30 terms

3D Animation Terms and Definitions All 1 - 30


Terms in this set (...)

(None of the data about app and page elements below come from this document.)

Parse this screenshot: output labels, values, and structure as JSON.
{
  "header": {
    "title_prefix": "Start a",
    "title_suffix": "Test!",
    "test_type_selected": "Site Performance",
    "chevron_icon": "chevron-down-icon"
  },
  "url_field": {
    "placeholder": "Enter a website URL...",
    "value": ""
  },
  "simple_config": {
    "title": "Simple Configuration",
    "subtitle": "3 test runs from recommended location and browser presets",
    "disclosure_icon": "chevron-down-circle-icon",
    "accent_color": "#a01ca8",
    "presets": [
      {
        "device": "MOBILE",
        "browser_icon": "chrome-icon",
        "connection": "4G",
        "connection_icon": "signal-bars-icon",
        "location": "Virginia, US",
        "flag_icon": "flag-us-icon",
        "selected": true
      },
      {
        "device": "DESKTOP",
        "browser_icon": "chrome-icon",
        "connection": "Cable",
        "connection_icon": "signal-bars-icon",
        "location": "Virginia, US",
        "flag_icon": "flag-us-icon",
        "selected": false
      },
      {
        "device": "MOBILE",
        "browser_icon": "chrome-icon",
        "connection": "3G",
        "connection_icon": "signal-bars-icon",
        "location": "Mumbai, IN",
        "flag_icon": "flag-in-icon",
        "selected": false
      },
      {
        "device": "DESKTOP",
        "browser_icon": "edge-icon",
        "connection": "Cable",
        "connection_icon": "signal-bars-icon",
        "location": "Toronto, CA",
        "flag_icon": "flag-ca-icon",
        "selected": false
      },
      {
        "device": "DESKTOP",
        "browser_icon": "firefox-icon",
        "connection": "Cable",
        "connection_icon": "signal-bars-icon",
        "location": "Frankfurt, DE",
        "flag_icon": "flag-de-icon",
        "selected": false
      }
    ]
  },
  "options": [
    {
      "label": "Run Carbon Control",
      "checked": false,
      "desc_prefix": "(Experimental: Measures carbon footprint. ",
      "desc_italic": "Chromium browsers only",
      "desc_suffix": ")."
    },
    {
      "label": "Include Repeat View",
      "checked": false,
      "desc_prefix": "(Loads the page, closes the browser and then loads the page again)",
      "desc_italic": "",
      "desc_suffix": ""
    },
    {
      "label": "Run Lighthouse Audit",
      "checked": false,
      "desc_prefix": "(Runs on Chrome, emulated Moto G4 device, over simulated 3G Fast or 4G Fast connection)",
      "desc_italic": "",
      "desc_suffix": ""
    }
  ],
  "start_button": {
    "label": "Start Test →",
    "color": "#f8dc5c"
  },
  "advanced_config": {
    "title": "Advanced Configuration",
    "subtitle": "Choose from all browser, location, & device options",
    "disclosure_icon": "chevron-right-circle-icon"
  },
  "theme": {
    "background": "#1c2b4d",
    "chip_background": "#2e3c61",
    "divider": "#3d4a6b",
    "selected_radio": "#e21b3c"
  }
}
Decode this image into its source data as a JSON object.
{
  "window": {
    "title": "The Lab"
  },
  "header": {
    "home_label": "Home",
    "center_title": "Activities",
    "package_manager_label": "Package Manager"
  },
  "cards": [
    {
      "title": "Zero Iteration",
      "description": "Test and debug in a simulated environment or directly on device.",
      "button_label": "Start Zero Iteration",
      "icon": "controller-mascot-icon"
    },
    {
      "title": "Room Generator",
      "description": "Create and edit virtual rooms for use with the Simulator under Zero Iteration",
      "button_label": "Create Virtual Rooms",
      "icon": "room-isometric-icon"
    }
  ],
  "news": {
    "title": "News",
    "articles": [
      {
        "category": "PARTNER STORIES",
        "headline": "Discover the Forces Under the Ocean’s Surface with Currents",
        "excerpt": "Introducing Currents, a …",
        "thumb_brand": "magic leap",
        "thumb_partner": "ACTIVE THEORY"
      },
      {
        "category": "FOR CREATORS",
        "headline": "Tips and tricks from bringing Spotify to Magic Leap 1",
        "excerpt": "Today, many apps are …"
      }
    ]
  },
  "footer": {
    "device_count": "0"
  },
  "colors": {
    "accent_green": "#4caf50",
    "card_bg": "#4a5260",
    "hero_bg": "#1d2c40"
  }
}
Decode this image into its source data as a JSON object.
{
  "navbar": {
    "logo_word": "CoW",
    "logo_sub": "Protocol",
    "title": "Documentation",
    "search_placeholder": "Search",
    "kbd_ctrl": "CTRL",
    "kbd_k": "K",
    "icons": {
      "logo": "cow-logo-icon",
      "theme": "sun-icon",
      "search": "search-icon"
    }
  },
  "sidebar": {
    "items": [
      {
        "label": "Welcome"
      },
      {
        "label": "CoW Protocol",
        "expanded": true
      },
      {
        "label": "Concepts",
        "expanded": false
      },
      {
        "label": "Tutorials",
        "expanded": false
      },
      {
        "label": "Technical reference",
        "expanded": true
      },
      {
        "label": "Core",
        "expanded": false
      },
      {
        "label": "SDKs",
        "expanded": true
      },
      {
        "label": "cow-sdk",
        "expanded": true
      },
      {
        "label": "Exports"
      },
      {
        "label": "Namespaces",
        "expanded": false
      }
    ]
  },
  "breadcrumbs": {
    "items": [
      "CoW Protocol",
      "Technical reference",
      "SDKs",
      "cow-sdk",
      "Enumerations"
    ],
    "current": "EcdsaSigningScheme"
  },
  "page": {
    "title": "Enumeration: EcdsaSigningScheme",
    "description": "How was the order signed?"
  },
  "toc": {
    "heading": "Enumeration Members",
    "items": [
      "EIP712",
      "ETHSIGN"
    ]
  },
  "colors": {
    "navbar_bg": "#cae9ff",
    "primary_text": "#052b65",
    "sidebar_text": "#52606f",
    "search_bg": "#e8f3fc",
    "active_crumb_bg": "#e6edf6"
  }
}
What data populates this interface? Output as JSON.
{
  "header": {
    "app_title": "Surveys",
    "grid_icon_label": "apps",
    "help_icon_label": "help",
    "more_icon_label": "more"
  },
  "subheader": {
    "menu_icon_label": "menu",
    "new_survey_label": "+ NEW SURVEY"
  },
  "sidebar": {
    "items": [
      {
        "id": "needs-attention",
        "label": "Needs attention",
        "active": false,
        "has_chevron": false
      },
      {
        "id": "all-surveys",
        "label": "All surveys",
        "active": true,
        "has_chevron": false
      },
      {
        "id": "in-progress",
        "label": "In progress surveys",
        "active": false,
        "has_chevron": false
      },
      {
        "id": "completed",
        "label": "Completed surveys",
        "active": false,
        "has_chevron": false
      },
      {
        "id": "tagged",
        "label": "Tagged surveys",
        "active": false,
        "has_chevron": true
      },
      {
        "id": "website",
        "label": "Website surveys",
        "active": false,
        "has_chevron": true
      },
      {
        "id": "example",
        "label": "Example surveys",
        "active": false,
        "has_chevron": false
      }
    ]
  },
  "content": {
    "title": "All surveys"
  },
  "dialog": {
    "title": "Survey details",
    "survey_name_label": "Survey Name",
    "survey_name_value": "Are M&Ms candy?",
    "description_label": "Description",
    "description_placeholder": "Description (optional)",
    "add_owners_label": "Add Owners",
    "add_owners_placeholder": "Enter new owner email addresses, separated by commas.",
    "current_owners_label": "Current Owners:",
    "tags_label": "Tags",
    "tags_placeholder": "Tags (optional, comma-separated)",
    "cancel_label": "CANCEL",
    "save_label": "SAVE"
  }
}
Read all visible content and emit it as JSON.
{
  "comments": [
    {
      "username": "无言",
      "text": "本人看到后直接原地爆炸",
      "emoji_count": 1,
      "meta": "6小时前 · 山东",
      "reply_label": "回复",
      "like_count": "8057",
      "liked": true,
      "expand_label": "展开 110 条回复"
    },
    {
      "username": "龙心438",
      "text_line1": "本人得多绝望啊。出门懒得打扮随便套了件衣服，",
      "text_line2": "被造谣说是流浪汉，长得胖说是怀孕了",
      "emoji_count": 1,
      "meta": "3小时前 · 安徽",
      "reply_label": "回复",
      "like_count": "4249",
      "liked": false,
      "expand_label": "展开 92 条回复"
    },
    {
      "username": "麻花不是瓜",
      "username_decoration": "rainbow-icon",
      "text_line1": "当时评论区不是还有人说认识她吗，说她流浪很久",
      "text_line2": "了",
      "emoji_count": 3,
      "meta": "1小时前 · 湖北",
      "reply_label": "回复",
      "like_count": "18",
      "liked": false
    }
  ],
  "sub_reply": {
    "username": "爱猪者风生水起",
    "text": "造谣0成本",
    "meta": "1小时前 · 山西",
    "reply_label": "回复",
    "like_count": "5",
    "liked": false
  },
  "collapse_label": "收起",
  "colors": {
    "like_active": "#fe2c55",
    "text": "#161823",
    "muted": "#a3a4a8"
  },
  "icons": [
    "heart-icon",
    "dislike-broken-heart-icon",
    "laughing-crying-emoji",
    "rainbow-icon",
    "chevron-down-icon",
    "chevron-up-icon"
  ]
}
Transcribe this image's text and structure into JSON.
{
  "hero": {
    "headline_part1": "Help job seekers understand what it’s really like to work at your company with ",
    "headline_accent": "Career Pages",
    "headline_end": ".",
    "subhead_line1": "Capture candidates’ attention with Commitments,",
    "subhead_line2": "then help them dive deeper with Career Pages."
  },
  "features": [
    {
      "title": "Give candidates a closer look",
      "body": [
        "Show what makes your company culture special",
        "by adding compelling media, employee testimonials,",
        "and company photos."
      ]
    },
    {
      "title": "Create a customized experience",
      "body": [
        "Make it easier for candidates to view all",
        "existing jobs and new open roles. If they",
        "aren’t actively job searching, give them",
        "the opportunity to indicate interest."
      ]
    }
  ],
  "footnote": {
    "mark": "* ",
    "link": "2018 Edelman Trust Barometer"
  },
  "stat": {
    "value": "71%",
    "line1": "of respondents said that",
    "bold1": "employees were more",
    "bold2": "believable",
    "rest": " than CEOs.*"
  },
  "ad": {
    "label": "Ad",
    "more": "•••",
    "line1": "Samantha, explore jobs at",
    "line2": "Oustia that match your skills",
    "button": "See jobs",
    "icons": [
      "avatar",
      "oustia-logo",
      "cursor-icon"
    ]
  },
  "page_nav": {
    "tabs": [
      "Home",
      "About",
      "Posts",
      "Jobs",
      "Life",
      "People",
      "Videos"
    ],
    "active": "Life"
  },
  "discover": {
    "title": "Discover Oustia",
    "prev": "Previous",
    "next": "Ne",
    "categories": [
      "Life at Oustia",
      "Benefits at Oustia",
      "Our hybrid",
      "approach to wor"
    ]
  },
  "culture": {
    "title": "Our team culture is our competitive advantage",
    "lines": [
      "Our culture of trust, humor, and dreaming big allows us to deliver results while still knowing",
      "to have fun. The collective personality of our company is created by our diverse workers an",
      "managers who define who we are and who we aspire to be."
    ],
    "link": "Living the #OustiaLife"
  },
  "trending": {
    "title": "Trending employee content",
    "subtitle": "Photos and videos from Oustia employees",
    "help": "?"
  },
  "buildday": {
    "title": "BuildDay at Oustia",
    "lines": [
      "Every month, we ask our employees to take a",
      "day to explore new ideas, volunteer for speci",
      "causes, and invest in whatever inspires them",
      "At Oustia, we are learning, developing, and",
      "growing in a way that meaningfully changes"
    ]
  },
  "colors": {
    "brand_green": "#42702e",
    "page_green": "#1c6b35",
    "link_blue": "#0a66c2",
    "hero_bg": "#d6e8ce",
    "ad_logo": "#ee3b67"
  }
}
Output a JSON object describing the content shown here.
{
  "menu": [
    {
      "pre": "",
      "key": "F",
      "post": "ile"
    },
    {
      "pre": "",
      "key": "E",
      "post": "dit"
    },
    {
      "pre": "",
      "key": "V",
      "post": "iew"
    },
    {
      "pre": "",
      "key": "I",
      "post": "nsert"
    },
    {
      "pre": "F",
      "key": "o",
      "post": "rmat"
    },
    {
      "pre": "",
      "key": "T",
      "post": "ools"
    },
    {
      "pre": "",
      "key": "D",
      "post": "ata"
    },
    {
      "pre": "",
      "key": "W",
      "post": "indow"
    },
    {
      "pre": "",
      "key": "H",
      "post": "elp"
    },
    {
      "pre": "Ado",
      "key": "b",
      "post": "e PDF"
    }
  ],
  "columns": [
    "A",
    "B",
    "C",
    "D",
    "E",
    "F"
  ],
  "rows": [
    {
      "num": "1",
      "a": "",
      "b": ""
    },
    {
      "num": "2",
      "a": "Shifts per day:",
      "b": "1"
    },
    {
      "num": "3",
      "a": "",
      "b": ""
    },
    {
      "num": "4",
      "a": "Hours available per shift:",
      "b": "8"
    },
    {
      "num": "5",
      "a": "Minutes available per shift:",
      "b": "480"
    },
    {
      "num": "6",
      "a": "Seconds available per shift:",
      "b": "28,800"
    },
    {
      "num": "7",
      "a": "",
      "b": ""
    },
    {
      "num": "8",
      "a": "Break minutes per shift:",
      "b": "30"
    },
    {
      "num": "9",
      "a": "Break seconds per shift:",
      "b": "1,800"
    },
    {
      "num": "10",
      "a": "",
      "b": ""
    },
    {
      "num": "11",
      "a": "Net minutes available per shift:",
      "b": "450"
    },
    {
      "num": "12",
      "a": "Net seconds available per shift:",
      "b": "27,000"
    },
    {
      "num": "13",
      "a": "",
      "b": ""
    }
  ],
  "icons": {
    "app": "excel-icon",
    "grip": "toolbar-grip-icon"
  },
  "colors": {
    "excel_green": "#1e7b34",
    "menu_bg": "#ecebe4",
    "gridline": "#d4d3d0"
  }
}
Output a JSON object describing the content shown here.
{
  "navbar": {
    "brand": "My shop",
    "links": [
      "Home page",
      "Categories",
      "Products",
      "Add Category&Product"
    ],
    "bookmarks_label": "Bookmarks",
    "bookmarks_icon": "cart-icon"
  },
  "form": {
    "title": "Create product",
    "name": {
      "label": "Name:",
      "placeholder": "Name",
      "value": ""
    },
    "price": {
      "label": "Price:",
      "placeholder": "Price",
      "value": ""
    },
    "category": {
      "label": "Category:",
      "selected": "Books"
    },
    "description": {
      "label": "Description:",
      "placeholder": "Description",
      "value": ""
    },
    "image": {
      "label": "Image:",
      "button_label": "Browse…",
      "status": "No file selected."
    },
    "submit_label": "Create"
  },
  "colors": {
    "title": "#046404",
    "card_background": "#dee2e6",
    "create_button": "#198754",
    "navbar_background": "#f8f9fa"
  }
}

Ambient Light
An artificial illumination level with no specific source, Representing infinite diffuse reflections from all surfaces within a 3D scene.
A medium that creates the illusion of movement through the projection of a series of still images or 'frames'.
A hypothetical linear path around which an object can be rotated, or across which it can be mirrored.
Background Plate
An image or series of images over which another image is to be composited.
An object created by combining two objects using mathematical operators.
A virtual viewpoint in 3D space that possesses both position and direction.
Camera Mapping
A technique by which geometry matching the size and perspective of objects shown within a still image is constructed, and the original image mapped back onto those objects.
For a two-dimensional image, is a sub-image composed only of the values for a single component of a given pixel.
Computer Graphics/Computer Generated Imagery. An image or images created or manipulated with the aid of a computer.
Control Vertex. A control point used to manipulate the shape of a NURBS curve.
A modeling technique in which a two-dimensional outline or profile is duplicated outwards along a linear path, and the set of duplicated profiles joined to create a continuous three-dimensional surface.
A modeling technique in which a two-dimensional profile is duplicated in rotation around a reference axis, and the duplicates joined up to create a continuous three-dimensional surface
Lighting and Camera techniques
3 point lighting for artistic effect: key, fill, rim
realistic lighting: indoor, outdoor, mood, artistic, etc.
3D specific lighting sources: Global/Image Based, Directional, Spot Lights, Shadows/Shading, and Point Light.
Group / Grouping
A set of sub-objects within a model or scene that move and behave as a single entity, yet can still be split apart
The relationship of the sub-objects within a model or a scene to one another. Sub-objects may exist as parents, children or independents.
Modeling (3D Modeling)
The process of forming a computer model of an object's shape.
A set of mathematical attributes that determine the ways in which the surface of a model to which they are applied reacts to light.
Computer graphics, organic-looking n-dimensional objects. The technique for rendering these was invented by Jim Blinn in the early 1980s.
Non-Uniform Rational B-Splines. Curves are two-dimensional curves, the shape of which is determined by a series of control points or CVs between which they
Normal Mapping
An alternative to bump mapping, which adds details to shading on an object's surface without increasing the number of polygons.
Primitives( In 3D modeling)
Building blocks for many other shapes and forms. Basic geometric shapes and forms, spheres, cubes or boxes, toroids, cylinders, and pyramids
Ray Tracing
A rendering technique, developed by Turner Whitted in 1979, it traces the path of every ray of light from its source until it either leaves the scene or becomes
too weak to have an effect.
The process of converting the 3D data stored in a scene into the two-dimensional image 'seen' by the virtual camera.
The number of pixels that make up any particular image, usually expressed as width and height.
Controls that aid in the manipulation of a digital character.
The process by which a person creates constraints and relationships between objects that will generate controls to aid in the manipulation of a digital character.
Skinning surface from Curves (lofting/skinning)
The process of binding the surface of a model to the underlying skeleton during character rigging.
Three D (3D Graphics)
Graphics that use a three-dimensional representation of geometric data. Such images may be stored for viewing later or displayed in real-time.
A one-dimensional point in coordinate space. Vertices can be linked up to form polygons, used as control vertices for NURBS curves, or employed as nulls to
control lights or cameras, amongst other functions.
The relationship of the sub-objects within a model or a scene to one another. Subobjects may exist as parents, children or independents. A parent object controls
the motion of all child objects linked to it, although the motion of a child object.
does not affect that of the parent.